Stored data |

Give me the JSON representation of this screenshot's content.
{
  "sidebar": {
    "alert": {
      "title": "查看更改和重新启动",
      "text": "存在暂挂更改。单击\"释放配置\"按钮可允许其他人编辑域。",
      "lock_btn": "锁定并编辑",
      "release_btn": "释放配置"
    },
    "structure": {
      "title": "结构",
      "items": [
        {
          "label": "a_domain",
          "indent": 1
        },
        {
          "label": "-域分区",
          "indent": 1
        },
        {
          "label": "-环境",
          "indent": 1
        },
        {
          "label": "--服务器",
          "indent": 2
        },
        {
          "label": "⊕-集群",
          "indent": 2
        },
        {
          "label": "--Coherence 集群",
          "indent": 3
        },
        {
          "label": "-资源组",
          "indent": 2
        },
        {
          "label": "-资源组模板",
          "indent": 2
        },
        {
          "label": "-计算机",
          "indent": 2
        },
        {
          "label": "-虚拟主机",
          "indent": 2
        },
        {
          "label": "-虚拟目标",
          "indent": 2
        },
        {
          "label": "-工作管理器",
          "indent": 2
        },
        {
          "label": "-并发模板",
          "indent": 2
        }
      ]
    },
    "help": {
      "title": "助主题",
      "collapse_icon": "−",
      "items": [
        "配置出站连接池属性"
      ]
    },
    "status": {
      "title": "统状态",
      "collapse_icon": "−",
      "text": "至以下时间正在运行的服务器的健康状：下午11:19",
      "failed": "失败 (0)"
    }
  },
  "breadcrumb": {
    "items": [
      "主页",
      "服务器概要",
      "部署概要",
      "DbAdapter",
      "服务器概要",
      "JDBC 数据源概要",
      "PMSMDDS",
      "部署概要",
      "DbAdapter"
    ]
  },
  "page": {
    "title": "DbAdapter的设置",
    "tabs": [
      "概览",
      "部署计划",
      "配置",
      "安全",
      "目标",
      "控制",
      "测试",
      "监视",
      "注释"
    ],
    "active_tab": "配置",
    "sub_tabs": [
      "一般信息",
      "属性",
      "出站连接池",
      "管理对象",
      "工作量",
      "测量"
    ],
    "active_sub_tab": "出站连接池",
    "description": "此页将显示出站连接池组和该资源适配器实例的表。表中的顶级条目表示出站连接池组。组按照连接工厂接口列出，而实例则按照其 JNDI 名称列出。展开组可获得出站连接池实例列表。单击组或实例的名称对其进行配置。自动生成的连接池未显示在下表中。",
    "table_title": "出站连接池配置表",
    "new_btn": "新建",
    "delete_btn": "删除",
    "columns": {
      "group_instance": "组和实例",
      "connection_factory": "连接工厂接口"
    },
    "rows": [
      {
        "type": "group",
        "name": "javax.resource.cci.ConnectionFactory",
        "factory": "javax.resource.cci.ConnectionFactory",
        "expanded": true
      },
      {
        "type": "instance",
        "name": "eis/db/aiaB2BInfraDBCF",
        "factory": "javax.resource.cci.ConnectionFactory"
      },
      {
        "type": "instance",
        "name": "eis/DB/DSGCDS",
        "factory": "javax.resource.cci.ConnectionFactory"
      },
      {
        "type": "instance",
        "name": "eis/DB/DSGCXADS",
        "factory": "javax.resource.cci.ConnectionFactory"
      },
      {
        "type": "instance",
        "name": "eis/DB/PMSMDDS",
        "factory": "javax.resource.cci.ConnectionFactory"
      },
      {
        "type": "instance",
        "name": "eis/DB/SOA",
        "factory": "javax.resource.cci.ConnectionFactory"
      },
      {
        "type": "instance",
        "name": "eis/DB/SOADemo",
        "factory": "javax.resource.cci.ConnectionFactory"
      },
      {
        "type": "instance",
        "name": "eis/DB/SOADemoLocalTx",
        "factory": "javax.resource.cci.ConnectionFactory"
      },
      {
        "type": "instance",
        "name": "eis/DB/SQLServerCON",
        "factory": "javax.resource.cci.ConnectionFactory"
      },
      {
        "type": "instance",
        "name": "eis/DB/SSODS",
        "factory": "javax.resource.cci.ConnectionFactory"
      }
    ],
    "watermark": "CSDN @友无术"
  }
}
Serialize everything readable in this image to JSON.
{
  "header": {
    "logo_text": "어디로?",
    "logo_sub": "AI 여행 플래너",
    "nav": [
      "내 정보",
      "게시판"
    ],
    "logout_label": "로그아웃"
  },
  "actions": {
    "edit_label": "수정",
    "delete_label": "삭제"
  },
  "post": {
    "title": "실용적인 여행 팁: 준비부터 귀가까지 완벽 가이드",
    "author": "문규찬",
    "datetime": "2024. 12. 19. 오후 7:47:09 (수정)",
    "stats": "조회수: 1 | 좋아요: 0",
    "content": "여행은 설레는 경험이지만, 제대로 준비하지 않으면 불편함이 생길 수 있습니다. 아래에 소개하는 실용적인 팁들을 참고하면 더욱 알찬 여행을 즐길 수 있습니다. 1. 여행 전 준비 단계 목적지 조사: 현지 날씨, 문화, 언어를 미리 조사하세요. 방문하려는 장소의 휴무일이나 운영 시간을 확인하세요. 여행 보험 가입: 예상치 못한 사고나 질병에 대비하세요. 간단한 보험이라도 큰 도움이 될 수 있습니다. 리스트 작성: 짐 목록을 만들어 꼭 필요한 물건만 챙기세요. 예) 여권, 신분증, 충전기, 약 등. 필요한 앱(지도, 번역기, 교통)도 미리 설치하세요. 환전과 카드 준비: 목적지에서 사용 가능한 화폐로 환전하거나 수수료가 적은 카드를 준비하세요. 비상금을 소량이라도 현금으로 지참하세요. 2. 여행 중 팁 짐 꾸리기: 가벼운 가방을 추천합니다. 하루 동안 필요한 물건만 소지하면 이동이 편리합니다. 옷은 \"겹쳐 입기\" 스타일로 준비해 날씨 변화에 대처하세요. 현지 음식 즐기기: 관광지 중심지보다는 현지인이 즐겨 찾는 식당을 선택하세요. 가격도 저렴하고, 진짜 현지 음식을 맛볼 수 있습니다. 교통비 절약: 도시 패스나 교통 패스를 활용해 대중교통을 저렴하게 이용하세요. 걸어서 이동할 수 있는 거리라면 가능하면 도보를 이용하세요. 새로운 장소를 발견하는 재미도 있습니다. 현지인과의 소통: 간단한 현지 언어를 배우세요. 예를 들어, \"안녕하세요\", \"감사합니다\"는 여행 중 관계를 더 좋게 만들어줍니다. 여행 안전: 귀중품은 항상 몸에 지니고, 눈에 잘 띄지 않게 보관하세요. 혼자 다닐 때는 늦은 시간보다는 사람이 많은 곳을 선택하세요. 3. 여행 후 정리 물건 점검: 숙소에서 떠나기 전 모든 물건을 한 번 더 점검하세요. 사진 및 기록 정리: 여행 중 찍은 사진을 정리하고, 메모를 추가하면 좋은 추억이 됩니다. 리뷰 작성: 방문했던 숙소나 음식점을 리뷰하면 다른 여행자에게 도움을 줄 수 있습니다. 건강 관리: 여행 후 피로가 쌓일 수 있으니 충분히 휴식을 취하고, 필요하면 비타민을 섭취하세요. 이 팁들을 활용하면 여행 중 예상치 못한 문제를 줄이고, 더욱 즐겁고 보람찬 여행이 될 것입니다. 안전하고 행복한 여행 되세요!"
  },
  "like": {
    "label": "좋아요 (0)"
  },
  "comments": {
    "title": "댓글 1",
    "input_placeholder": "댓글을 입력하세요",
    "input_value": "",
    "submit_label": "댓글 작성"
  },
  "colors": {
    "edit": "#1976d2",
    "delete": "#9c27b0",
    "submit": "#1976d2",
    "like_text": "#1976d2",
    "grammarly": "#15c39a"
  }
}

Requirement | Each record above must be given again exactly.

Exercise result |
Give me the JSON representation of this screenshot's content.
{
  "sidebar": {
    "alert": {
      "title": "查看更改和重新启动",
      "text": "存在暂挂更改。单击\"释放配置\"按钮可允许其他人编辑域。",
      "lock_btn": "锁定并编辑",
      "release_btn": "释放配置"
    },
    "structure": {
      "title": "结构",
      "items": [
        {
          "label": "a_domain",
          "indent": 1
        },
        {
          "label": "-域分区",
          "indent": 1
        },
        {
          "label": "-环境",
          "indent": 1
        },
        {
          "label": "--服务器",
          "indent": 2
        },
        {
          "label": "⊕-集群",
          "indent": 2
        },
        {
          "label": "--Coherence 集群",
          "indent": 3
        },
        {
          "label": "-资源组",
          "indent": 2
        },
        {
          "label": "-资源组模板",
          "indent": 2
        },
        {
          "label": "-计算机",
          "indent": 2
        },
        {
          "label": "-虚拟主机",
          "indent": 2
        },
        {
          "label": "-虚拟目标",
          "indent": 2
        },
        {
          "label": "-工作管理器",
          "indent": 2
        },
        {
          "label": "-并发模板",
          "indent": 2
        }
      ]
    },
    "help": {
      "title": "助主题",
      "collapse_icon": "−",
      "items": [
        "配置出站连接池属性"
      ]
    },
    "status": {
      "title": "统状态",
      "collapse_icon": "−",
      "text": "至以下时间正在运行的服务器的健康状：下午11:19",
      "failed": "失败 (0)"
    }
  },
  "breadcrumb": {
    "items": [
      "主页",
      "服务器概要",
      "部署概要",
      "DbAdapter",
      "服务器概要",
      "JDBC 数据源概要",
      "PMSMDDS",
      "部署概要",
      "DbAdapter"
    ]
  },
  "page": {
    "title": "DbAdapter的设置",
    "tabs": [
      "概览",
      "部署计划",
      "配置",
      "安全",
      "目标",
      "控制",
      "测试",
      "监视",
      "注释"
    ],
    "active_tab": "配置",
    "sub_tabs": [
      "一般信息",
      "属性",
      "出站连接池",
      "管理对象",
      "工作量",
      "测量"
    ],
    "active_sub_tab": "出站连接池",
    "description": "此页将显示出站连接池组和该资源适配器实例的表。表中的顶级条目表示出站连接池组。组按照连接工厂接口列出，而实例则按照其 JNDI 名称列出。展开组可获得出站连接池实例列表。单击组或实例的名称对其进行配置。自动生成的连接池未显示在下表中。",
    "table_title": "出站连接池配置表",
    "new_btn": "新建",
    "delete_btn": "删除",
    "columns": {
      "group_instance": "组和实例",
      "connection_factory": "连接工厂接口"
    },
    "rows": [
      {
        "type": "group",
        "name": "javax.resource.cci.ConnectionFactory",
        "factory": "javax.resource.cci.ConnectionFactory",
        "expanded": true
      },
      {
        "type": "instance",
        "name": "eis/db/aiaB2BInfraDBCF",
        "factory": "javax.resource.cci.ConnectionFactory"
      },
      {
        "type": "instance",
        "name": "eis/DB/DSGCDS",
        "factory": "javax.resource.cci.ConnectionFactory"
      },
      {
        "type": "instance",
        "name": "eis/DB/DSGCXADS",
        "factory": "javax.resource.cci.ConnectionFactory"
      },
      {
        "type": "instance",
        "name": "eis/DB/PMSMDDS",
        "factory": "javax.resource.cci.ConnectionFactory"
      },
      {
        "type": "instance",
        "name": "eis/DB/SOA",
        "factory": "javax.resource.cci.ConnectionFactory"
      },
      {
        "type": "instance",
        "name": "eis/DB/SOADemo",
        "factory": "javax.resource.cci.ConnectionFactory"
      },
      {
        "type": "instance",
        "name": "eis/DB/SOADemoLocalTx",
        "factory": "javax.resource.cci.ConnectionFactory"
      },
      {
        "type": "instance",
        "name": "eis/DB/SQLServerCON",
        "factory": "javax.resource.cci.ConnectionFactory"
      },
      {
        "type": "instance",
        "name": "eis/DB/SSODS",
        "factory": "javax.resource.cci.ConnectionFactory"
      }
    ],
    "watermark": "CSDN @友无术"
  }
}
Serialize everything readable in this image to JSON.
{
  "header": {
    "logo_text": "어디로?",
    "logo_sub": "AI 여행 플래너",
    "nav": [
      "내 정보",
      "게시판"
    ],
    "logout_label": "로그아웃"
  },
  "actions": {
    "edit_label": "수정",
    "delete_label": "삭제"
  },
  "post": {
    "title": "실용적인 여행 팁: 준비부터 귀가까지 완벽 가이드",
    "author": "문규찬",
    "datetime": "2024. 12. 19. 오후 7:47:09 (수정)",
    "stats": "조회수: 1 | 좋아요: 0",
    "content": "여행은 설레는 경험이지만, 제대로 준비하지 않으면 불편함이 생길 수 있습니다. 아래에 소개하는 실용적인 팁들을 참고하면 더욱 알찬 여행을 즐길 수 있습니다. 1. 여행 전 준비 단계 목적지 조사: 현지 날씨, 문화, 언어를 미리 조사하세요. 방문하려는 장소의 휴무일이나 운영 시간을 확인하세요. 여행 보험 가입: 예상치 못한 사고나 질병에 대비하세요. 간단한 보험이라도 큰 도움이 될 수 있습니다. 리스트 작성: 짐 목록을 만들어 꼭 필요한 물건만 챙기세요. 예) 여권, 신분증, 충전기, 약 등. 필요한 앱(지도, 번역기, 교통)도 미리 설치하세요. 환전과 카드 준비: 목적지에서 사용 가능한 화폐로 환전하거나 수수료가 적은 카드를 준비하세요. 비상금을 소량이라도 현금으로 지참하세요. 2. 여행 중 팁 짐 꾸리기: 가벼운 가방을 추천합니다. 하루 동안 필요한 물건만 소지하면 이동이 편리합니다. 옷은 \"겹쳐 입기\" 스타일로 준비해 날씨 변화에 대처하세요. 현지 음식 즐기기: 관광지 중심지보다는 현지인이 즐겨 찾는 식당을 선택하세요. 가격도 저렴하고, 진짜 현지 음식을 맛볼 수 있습니다. 교통비 절약: 도시 패스나 교통 패스를 활용해 대중교통을 저렴하게 이용하세요. 걸어서 이동할 수 있는 거리라면 가능하면 도보를 이용하세요. 새로운 장소를 발견하는 재미도 있습니다. 현지인과의 소통: 간단한 현지 언어를 배우세요. 예를 들어, \"안녕하세요\", \"감사합니다\"는 여행 중 관계를 더 좋게 만들어줍니다. 여행 안전: 귀중품은 항상 몸에 지니고, 눈에 잘 띄지 않게 보관하세요. 혼자 다닐 때는 늦은 시간보다는 사람이 많은 곳을 선택하세요. 3. 여행 후 정리 물건 점검: 숙소에서 떠나기 전 모든 물건을 한 번 더 점검하세요. 사진 및 기록 정리: 여행 중 찍은 사진을 정리하고, 메모를 추가하면 좋은 추억이 됩니다. 리뷰 작성: 방문했던 숙소나 음식점을 리뷰하면 다른 여행자에게 도움을 줄 수 있습니다. 건강 관리: 여행 후 피로가 쌓일 수 있으니 충분히 휴식을 취하고, 필요하면 비타민을 섭취하세요. 이 팁들을 활용하면 여행 중 예상치 못한 문제를 줄이고, 더욱 즐겁고 보람찬 여행이 될 것입니다. 안전하고 행복한 여행 되세요!"
  },
  "like": {
    "label": "좋아요 (0)"
  },
  "comments": {
    "title": "댓글 1",
    "input_placeholder": "댓글을 입력하세요",
    "input_value": "",
    "submit_label": "댓글 작성"
  },
  "colors": {
    "edit": "#1976d2",
    "delete": "#9c27b0",
    "submit": "#1976d2",
    "like_text": "#1976d2",
    "grammarly": "#15c39a"
  }
}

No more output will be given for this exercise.